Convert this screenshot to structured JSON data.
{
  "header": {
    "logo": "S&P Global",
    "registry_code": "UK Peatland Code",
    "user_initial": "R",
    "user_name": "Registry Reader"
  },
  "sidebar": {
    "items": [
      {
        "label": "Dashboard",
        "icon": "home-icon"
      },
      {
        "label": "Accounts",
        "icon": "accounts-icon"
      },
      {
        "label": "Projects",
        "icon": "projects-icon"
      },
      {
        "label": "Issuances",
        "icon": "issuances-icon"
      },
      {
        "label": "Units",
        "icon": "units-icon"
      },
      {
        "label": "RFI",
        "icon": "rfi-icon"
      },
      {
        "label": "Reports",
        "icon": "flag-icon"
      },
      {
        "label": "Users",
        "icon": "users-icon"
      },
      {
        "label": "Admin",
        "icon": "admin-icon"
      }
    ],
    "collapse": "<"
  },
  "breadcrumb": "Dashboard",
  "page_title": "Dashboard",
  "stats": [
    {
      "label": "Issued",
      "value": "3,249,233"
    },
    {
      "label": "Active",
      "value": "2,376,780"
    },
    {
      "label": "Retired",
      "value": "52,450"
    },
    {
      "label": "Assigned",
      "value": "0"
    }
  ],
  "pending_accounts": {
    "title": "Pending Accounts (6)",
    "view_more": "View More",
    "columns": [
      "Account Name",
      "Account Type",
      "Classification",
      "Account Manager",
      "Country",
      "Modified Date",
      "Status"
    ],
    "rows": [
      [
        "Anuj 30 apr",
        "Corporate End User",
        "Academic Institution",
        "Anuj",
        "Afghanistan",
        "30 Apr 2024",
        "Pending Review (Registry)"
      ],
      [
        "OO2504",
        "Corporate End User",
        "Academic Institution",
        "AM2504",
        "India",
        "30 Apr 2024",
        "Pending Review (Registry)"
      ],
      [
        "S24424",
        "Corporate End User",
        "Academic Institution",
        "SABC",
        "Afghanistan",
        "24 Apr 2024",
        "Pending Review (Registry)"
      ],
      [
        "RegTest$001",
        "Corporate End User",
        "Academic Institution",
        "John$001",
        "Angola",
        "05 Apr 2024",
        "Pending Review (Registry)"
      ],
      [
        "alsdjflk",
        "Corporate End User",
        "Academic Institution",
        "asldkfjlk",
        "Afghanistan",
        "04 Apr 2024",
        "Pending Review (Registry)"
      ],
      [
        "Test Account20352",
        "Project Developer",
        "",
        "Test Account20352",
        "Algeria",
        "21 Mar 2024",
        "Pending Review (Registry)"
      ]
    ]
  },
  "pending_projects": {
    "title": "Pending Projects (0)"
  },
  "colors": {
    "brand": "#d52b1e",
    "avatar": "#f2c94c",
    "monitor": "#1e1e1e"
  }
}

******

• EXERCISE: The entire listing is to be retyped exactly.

• RESPONSE:
Convert this screenshot to structured JSON data.
{
  "header": {
    "logo": "S&P Global",
    "registry_code": "UK Peatland Code",
    "user_initial": "R",
    "user_name": "Registry Reader"
  },
  "sidebar": {
    "items": [
      {
        "label": "Dashboard",
        "icon": "home-icon"
      },
      {
        "label": "Accounts",
        "icon": "accounts-icon"
      },
      {
        "label": "Projects",
        "icon": "projects-icon"
      },
      {
        "label": "Issuances",
        "icon": "issuances-icon"
      },
      {
        "label": "Units",
        "icon": "units-icon"
      },
      {
        "label": "RFI",
        "icon": "rfi-icon"
      },
      {
        "label": "Reports",
        "icon": "flag-icon"
      },
      {
        "label": "Users",
        "icon": "users-icon"
      },
      {
        "label": "Admin",
        "icon": "admin-icon"
      }
    ],
    "collapse": "<"
  },
  "breadcrumb": "Dashboard",
  "page_title": "Dashboard",
  "stats": [
    {
      "label": "Issued",
      "value": "3,249,233"
    },
    {
      "label": "Active",
      "value": "2,376,780"
    },
    {
      "label": "Retired",
      "value": "52,450"
    },
    {
      "label": "Assigned",
      "value": "0"
    }
  ],
  "pending_accounts": {
    "title": "Pending Accounts (6)",
    "view_more": "View More",
    "columns": [
      "Account Name",
      "Account Type",
      "Classification",
      "Account Manager",
      "Country",
      "Modified Date",
      "Status"
    ],
    "rows": [
      [
        "Anuj 30 apr",
        "Corporate End User",
        "Academic Institution",
        "Anuj",
        "Afghanistan",
        "30 Apr 2024",
        "Pending Review (Registry)"
      ],
      [
        "OO2504",
        "Corporate End User",
        "Academic Institution",
        "AM2504",
        "India",
        "30 Apr 2024",
        "Pending Review (Registry)"
      ],
      [
        "S24424",
        "Corporate End User",
        "Academic Institution",
        "SABC",
        "Afghanistan",
        "24 Apr 2024",
        "Pending Review (Registry)"
      ],
      [
        "RegTest$001",
        "Corporate End User",
        "Academic Institution",
        "John$001",
        "Angola",
        "05 Apr 2024",
        "Pending Review (Registry)"
      ],
      [
        "alsdjflk",
        "Corporate End User",
        "Academic Institution",
        "asldkfjlk",
        "Afghanistan",
        "04 Apr 2024",
        "Pending Review (Registry)"
      ],
      [
        "Test Account20352",
        "Project Developer",
        "",
        "Test Account20352",
        "Algeria",
        "21 Mar 2024",
        "Pending Review (Registry)"
      ]
    ]
  },
  "pending_projects": {
    "title": "Pending Projects (0)"
  },
  "colors": {
    "brand": "#d52b1e",
    "avatar": "#f2c94c",
    "monitor": "#1e1e1e"
  }
}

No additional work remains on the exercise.